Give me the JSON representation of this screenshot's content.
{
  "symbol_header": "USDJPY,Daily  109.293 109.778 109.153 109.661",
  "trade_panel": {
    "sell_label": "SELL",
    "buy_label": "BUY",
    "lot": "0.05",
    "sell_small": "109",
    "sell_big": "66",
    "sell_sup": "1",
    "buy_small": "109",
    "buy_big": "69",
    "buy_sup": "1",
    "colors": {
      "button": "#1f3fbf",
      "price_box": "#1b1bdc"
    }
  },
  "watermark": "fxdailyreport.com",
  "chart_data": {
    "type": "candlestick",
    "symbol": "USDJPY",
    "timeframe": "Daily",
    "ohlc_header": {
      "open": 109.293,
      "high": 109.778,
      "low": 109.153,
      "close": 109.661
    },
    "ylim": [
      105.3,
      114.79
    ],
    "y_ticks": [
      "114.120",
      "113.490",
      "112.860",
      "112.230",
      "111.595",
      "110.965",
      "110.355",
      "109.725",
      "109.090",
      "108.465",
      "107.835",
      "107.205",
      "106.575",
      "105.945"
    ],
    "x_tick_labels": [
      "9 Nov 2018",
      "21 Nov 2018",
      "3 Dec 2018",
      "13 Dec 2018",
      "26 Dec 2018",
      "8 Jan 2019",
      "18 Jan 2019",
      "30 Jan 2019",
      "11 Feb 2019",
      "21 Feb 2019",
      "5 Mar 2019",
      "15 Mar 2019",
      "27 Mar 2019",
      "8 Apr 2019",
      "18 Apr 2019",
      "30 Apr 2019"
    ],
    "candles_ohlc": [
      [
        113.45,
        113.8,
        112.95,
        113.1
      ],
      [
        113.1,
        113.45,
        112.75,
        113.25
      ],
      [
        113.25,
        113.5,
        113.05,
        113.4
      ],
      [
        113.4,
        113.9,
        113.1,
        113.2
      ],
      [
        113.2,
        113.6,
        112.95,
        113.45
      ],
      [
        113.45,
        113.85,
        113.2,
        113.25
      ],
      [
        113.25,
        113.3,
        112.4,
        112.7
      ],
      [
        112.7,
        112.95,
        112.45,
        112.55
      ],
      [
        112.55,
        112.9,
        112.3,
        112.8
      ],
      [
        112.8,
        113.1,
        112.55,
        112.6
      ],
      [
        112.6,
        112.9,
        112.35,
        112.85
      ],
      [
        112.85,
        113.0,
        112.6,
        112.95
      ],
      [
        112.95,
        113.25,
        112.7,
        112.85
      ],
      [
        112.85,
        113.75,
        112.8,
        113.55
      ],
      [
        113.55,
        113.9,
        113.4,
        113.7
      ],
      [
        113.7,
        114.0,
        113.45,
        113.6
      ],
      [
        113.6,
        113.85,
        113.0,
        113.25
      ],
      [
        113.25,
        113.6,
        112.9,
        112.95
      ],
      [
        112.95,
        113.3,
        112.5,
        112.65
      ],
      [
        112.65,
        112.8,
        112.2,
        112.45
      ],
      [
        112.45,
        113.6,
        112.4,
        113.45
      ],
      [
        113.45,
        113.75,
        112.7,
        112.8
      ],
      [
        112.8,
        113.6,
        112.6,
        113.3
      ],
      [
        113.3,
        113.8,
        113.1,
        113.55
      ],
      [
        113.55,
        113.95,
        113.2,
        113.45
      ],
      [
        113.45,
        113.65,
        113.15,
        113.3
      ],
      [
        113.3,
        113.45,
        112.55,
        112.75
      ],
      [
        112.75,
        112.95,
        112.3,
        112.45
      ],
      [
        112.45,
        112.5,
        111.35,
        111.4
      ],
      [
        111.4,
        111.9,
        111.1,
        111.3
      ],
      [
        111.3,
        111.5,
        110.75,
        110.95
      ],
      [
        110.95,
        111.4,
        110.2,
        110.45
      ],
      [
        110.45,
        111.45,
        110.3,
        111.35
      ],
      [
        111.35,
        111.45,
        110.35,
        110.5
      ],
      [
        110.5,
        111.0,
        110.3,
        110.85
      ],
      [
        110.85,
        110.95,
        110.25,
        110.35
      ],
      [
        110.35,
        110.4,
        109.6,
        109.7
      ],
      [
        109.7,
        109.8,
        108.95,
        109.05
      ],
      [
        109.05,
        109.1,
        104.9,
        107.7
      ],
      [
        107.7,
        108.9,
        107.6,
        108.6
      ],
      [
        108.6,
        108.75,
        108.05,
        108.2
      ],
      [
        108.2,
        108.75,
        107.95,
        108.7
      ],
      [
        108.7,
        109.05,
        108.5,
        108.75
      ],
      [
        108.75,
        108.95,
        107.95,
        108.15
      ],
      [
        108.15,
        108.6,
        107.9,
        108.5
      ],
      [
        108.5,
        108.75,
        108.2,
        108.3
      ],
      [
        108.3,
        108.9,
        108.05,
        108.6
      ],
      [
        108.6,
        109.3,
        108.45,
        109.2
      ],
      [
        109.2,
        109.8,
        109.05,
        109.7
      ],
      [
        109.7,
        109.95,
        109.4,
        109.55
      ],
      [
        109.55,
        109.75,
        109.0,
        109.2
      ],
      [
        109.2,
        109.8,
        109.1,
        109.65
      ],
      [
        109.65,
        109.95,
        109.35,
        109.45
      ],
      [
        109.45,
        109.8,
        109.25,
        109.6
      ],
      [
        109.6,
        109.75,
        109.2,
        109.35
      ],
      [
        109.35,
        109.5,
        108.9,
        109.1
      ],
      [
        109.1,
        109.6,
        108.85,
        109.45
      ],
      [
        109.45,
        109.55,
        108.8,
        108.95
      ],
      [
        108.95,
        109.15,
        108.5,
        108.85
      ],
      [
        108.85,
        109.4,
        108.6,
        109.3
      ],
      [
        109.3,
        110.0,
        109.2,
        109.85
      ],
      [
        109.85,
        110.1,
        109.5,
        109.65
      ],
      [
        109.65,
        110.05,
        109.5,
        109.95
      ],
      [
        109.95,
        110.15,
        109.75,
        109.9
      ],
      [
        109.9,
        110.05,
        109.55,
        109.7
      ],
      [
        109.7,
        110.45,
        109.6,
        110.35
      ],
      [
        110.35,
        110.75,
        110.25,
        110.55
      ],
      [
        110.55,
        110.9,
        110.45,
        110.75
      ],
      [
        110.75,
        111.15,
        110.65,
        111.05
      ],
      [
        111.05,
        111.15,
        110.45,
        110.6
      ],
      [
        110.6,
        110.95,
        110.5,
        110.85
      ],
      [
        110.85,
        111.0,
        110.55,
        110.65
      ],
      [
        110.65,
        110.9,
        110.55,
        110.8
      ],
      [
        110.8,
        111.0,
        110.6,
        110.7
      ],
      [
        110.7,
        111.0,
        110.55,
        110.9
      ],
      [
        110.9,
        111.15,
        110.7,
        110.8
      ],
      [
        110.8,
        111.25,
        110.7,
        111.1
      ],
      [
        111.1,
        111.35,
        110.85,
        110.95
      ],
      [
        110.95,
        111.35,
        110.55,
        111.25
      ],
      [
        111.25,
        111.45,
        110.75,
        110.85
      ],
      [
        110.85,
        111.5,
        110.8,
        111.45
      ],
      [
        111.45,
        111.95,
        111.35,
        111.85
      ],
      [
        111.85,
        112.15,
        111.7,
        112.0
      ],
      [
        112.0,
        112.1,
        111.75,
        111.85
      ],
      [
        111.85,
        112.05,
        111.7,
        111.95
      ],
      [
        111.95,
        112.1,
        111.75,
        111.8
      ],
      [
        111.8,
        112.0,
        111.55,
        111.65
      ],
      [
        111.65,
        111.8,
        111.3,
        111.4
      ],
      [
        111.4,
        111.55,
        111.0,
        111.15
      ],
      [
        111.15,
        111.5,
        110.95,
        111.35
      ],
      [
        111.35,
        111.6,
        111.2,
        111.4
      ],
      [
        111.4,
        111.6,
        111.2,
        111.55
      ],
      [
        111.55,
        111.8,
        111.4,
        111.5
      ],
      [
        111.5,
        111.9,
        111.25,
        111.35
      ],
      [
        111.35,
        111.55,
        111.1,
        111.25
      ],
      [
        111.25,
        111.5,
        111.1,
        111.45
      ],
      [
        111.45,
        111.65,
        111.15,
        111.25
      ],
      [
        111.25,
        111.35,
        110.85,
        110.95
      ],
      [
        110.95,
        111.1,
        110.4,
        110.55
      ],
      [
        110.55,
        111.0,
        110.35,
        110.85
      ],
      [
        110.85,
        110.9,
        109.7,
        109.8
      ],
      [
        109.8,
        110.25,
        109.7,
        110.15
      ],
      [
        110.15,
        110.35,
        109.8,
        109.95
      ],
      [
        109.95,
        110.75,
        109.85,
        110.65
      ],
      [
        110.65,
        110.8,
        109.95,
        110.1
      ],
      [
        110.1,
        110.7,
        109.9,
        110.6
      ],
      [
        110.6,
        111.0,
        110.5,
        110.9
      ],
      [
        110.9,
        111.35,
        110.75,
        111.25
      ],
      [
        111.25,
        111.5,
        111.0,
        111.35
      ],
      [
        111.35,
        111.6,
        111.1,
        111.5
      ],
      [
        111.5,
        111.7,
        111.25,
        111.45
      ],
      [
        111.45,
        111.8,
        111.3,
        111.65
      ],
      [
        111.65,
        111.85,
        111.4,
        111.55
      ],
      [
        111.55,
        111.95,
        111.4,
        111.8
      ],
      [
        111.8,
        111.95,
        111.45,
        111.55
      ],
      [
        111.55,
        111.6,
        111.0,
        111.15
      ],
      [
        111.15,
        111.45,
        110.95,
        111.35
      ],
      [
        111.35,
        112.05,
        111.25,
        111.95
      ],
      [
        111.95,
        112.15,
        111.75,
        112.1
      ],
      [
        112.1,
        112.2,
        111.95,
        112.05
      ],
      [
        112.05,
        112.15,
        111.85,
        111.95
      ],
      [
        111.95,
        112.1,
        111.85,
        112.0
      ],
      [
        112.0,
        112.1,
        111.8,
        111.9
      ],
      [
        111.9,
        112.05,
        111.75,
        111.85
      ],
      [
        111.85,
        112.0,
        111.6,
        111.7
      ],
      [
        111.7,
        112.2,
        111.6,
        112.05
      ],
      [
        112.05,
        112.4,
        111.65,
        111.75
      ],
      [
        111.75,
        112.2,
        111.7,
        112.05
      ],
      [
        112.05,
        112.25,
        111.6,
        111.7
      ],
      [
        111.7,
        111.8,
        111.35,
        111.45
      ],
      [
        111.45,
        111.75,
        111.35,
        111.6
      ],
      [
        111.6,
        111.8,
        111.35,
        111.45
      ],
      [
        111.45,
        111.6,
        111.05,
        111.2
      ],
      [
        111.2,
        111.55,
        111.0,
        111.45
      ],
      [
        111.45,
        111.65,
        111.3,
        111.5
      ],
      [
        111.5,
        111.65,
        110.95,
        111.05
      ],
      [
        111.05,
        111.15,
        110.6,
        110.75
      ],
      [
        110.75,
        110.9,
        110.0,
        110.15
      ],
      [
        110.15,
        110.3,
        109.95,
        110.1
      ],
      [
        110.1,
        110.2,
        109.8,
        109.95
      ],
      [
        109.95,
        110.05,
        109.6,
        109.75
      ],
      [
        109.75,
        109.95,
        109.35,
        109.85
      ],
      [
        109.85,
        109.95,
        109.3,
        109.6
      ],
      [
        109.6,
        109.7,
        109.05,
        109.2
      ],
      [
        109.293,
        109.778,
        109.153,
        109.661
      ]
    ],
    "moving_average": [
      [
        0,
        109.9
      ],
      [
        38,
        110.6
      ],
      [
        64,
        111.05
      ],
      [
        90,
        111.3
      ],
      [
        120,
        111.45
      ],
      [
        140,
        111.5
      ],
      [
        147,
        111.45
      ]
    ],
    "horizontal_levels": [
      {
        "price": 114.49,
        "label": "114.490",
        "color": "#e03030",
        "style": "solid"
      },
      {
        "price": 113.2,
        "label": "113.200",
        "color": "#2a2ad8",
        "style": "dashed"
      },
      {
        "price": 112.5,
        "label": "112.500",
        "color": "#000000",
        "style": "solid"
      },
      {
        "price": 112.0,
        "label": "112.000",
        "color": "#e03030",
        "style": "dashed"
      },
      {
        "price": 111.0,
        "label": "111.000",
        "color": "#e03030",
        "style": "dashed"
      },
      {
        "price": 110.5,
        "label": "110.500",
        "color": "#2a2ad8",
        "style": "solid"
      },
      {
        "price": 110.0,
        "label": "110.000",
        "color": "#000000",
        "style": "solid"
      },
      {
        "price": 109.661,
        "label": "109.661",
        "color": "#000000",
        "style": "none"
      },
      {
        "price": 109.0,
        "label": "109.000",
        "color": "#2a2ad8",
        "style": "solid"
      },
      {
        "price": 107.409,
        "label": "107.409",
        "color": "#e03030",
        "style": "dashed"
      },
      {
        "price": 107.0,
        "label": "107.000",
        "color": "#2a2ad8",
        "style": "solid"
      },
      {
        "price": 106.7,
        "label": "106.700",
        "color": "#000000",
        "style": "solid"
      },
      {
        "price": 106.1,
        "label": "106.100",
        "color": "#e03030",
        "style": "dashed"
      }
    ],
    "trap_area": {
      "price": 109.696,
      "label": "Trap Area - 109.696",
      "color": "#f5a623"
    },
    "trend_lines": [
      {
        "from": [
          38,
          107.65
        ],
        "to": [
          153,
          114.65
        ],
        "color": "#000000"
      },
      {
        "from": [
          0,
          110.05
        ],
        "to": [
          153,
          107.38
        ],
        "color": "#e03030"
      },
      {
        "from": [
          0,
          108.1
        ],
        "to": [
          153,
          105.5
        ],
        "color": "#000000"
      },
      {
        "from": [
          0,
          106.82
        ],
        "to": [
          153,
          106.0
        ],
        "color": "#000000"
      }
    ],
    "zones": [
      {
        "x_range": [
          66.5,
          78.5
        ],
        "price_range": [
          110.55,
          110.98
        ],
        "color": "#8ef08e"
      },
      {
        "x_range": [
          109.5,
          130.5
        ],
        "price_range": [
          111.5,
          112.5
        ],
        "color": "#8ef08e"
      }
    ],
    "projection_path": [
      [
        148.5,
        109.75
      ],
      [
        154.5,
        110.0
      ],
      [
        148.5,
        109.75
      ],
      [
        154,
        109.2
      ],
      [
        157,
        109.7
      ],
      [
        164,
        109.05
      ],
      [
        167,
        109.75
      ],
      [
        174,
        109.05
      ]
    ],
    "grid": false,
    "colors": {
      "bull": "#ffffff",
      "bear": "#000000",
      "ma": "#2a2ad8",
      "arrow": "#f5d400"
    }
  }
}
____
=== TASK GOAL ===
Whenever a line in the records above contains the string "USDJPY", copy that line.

=== ANSWER SPACE ===
  "symbol_header": "USDJPY,Daily  109.293 109.778 109.153 109.661",
    "symbol": "USDJPY",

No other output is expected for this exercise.